    Phukan, P.T., Baruah, K., Bhattacharyya, R.K., 2016. Effect of organic nutrient schedule on growth, yield and quality of banana cv. Jahaji (AAA). Environment and Ecology 34 (4D), 2458–2461.

    Pushpakumari, R., Sheela, K.R., Nandhakumar, C., George, A., 2008. Standardization of organic farming practices for banana var. Nendran. In: Thomas, V., Krishnakumar, V., Palaniswami, D.V.S. Reddy and Alka, G. (Eds.), National conference on ‘Organic farming in horticultural crops with special reference to plantain crops’. , CPCRI, Kasargod, Kerala.

    Rajasekharan, P., Nair, K.M., John, K.S., Kumar, P.S., Narayanankutty, M.C., Nair, A.R., 2018. Soil fertility related constraints to crop production in Kerala. Indian Journal of fertilizers 10(11), 56–62.

    Rajput, A., Memon, M., Memon, K.S., Sial, T.A., Laghari, H.B., 2022. Integrated nutrient management in banana : Comparative role of FYM and composted pressmud for the improvement of soil properties. Pakistan Journal of Botany 54(1), 355-362.

    Ranganna, S., 1986. Manual of analysis of fruit and vegetable products. 3rd Edn. Tata McGraw Hill Publishing Company Ltd, New Delhi, 1112.
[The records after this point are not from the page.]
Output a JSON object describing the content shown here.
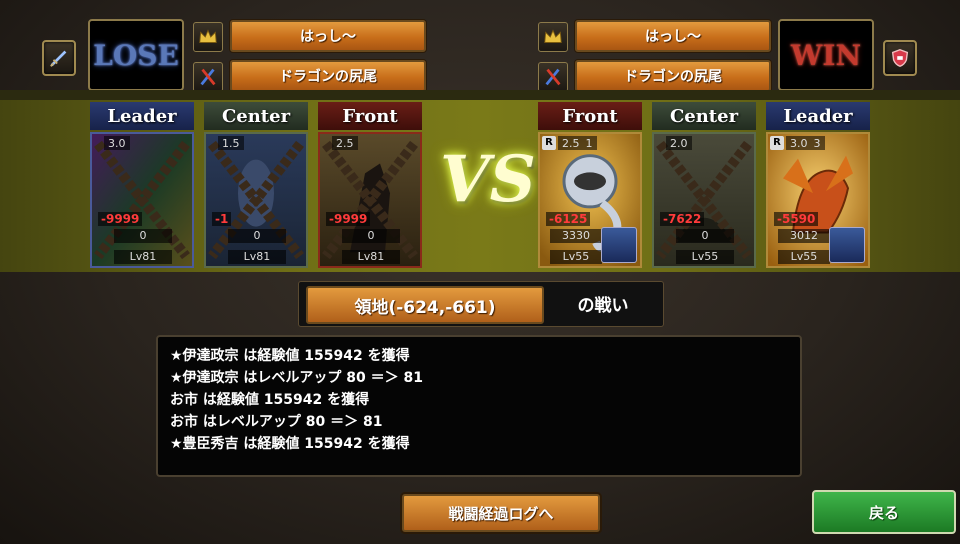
{
  "left": {
    "result": "LOSE",
    "player_name": "はっし～",
    "team_name": "ドラゴンの尻尾",
    "cards": [
      {
        "position": "Leader",
        "stat": "3.0",
        "damage": "-9999",
        "count": "0",
        "level": "Lv81"
      },
      {
        "position": "Center",
        "stat": "1.5",
        "damage": "-1",
        "count": "0",
        "level": "Lv81"
      },
      {
        "position": "Front",
        "stat": "2.5",
        "damage": "-9999",
        "count": "0",
        "level": "Lv81"
      }
    ]
  },
  "right": {
    "result": "WIN",
    "player_name": "はっし～",
    "team_name": "ドラゴンの尻尾",
    "cards": [
      {
        "position": "Front",
        "rarity": "R",
        "stat": "2.5",
        "sub": "1",
        "damage": "-6125",
        "count": "3330",
        "level": "Lv55"
      },
      {
        "position": "Center",
        "stat": "2.0",
        "damage": "-7622",
        "count": "0",
        "level": "Lv55"
      },
      {
        "position": "Leader",
        "rarity": "R",
        "stat": "3.0",
        "sub": "3",
        "damage": "-5590",
        "count": "3012",
        "level": "Lv55"
      }
    ]
  },
  "vs_label": "VS",
  "territory": {
    "label": "領地(-624,-661)",
    "suffix": "の戦い"
  },
  "log_lines": [
    "★伊達政宗 は経験値 155942 を獲得",
    "★伊達政宗 はレベルアップ 80 ＝＞ 81",
    "お市 は経験値 155942 を獲得",
    "お市 はレベルアップ 80 ＝＞ 81",
    "★豊臣秀吉 は経験値 155942 を獲得"
  ],
  "buttons": {
    "battle_log": "戦闘経過ログへ",
    "back": "戻る"
  },
  "icons": {
    "left_badge": "sword-icon",
    "right_badge": "shield-icon",
    "crown": "crown-icon",
    "team": "crossed-swords-icon"
  },
  "colors": {
    "accent_orange": "#c86e1a",
    "band": "#7a7a18",
    "back_green": "#2f9a3a",
    "damage_red": "#ff3b3b"
  }
}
    Reddy, P.P., 2016. Integrated nutrient management. In: Reddy, P.P. (Ed.), Sustainable intensification of crop production. Springer, Singapore. https://doi.org/10.1007/978- 981-10-2702-4_13.

    Roy, S.K., Chakroborty, A.K., MacRae, R.M., Robinso, R.K., Sandler, M.J., 1993. Vegetables of tropical climate-commercial and dietary importance, In: MacRae., R.M., Robinson., R.K., Sandler M.J. (Eds.), Encyclopaedia of food science, food technology and nutrition journal. Academic press, London, 715.
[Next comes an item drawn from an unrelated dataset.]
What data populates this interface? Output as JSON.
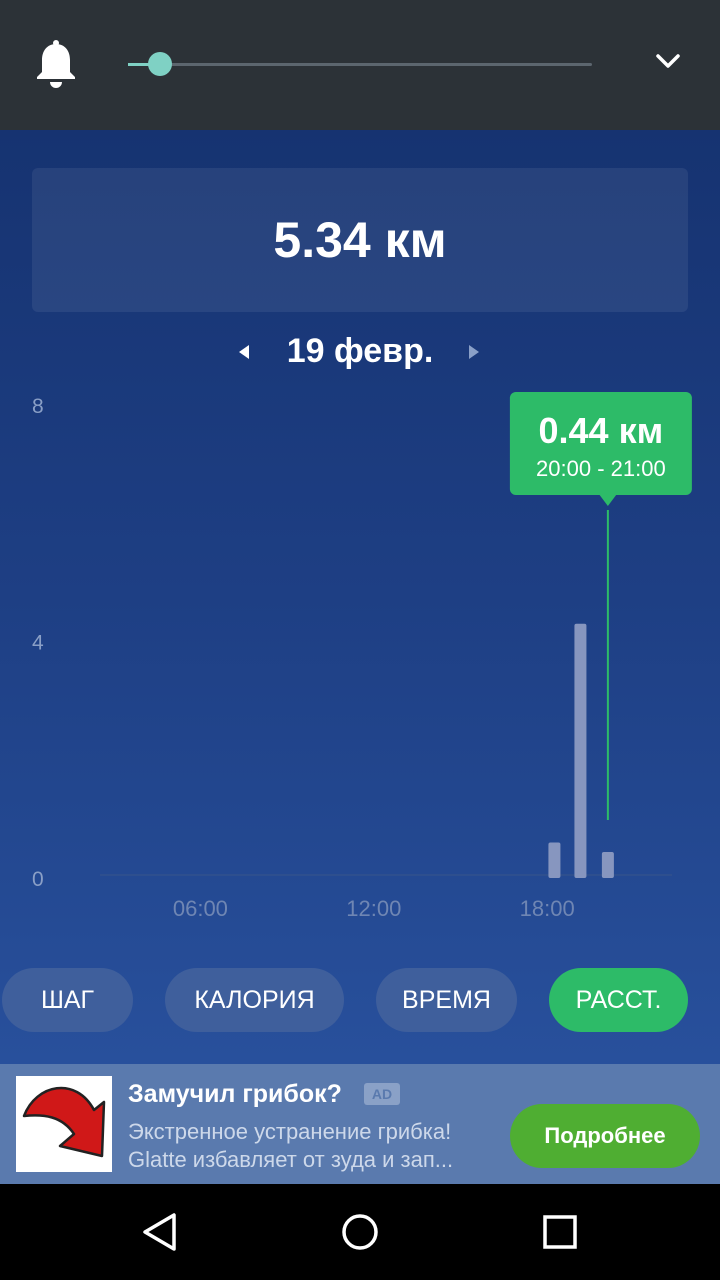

    Shabir, M.A., Khan, H.Z., Shabir, K., Altaf, F., Asad, M., Nadeem, M., 2020. Egyptian clover green manuring improved grain nutritional contents, productivity and soil health of spring maize with different nitrogen rates. Communications in Soil Science and Plant Analysis 51(15), 1969–1978.

    Singh, A., Singh, S.P., 2004. Response of banana (Musa spp.) to vesicular arbuscular mycorrhizae and varied levels of inorganic fertilizers. Indian Journal of Horticulture 61(2), 109–113

    Singh, A.K., Daniel, S., Kishore, P., 2021. Response of organic manures on vegetative growth and yield parameter of banana (Musa spp.) cultivars G-nine and cavendish dwarf under popular based agro-forestry system. The Pharma Innovation Journal 10(6), 858–861.

    Srivastava, V.K., 2004. Trichoderma spp. –  A boon for better crop health. Pest. XXVIII 8, 40–45.

    Thangaselvabai, T., Suresh, S., Prem Joshua, J., Sudha, K.R., 2009. Banana nutrition – A review. Agricultural Reviews 30(1), 24–31.

    Turner, D.W., 1998. Ecophysiology of bananas: the generation and functioning of the leaf canopy. Acta Horticulturae 490, 211–222.

    Yang, L., Bai, J., Liu, J., Zeng, N., Cao, W., 2018. Green manuring effect on changes of soil nitrogen fractions, maize growth and nutrient uptake. Agronomy 8(11), 261. https://doi.org/10.3390/agronomy8110261.


Cite

1.
Manju PR, Pushpalatha PB. Effect of Organic Nutrients on the Yield and Quality of Banana cv. Nendran (Musa spp., AAB) IJBSM [Internet]. 28Feb.2022[cited 8Feb.2022];13(1):179-186. Available from: http://www.pphouse.org/ijbsm-article-details.php?article=1576

People also read

Research Article

Ichthyofaunal Biodiversity of Kharakuva Fish Market, Veraval, Gujarat, India

Arti Joshi, Ejaz A. Rahim Parmar, G. S. Temkar, A. Y. Desai and A. J. Bhatt

Ichthyofaunal, fish diversity, kharakuva fish market, veraval

Published Online : 11 Oct 2018

Editorial

Editorial

Published Online : 07 Jun 2010